Please stop demanding that U.S. citizens learn English, but refusing to learn another language yourselves.
By no means do I expect the average traveler to become fluent in another language before a trip. However, at the very least learn some basic words. Please, thank you, yes, no, and excuse me to start.
Cuba is the newest hot spot among American travelers. Travelling to a country that has recently become accessible from America is desirable to the adventurous nomad. However, how many of these US travelers speak Spanish? How many are interested in genuinely connecting with the Cuban people? Or are people solely visiting to obtain a retro looking selfie in a vintage car? No need to answer.
According to a 2013 article by YouGov only 25% of Americans speak more than one language. 28 % of Americans don’t even see the value in learning another language and only 13% believe in learning a foreign language before going on a trip.
One of the things I was most impressed by on my first trip to Europe was that a majority of the people I met spoke multiple languages.

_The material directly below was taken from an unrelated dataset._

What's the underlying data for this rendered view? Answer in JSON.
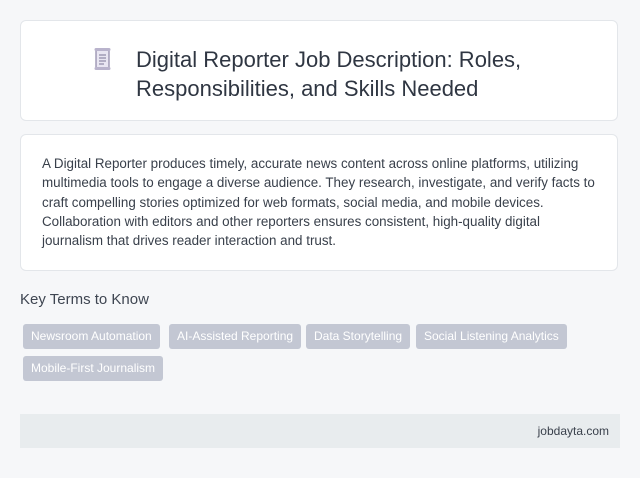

In Paris and Copenhagen store workers would switch from French or Danish to English with ease. Unsurprisingly, it is compulsory to study a second foreign language for at least a year in 20 different European countries. Meanwhile, I’ve seen reviews on travel sites that give properties low ratings for not having English speaking staff…in countries where English is not the primary language.
Being an English speaker does have its benefits. English is considered a major world language and one of the most useful languages for international business. However, Mandarin, French, Arabic, and Spanish are not far behind.
We live in a world that is greatly influenced by globalization. As the influence of non-English speaking countries spreads those who only speak one language will be passed over for job opportunities.
P.S. Still not convinced that you should learn a language besides English? Read Chelsea Fagan’s article on ThoughtCatalog for 17 reasons why you should and view this TED Talk by John McWhorter on “4 Reasons to Learn a New Language“.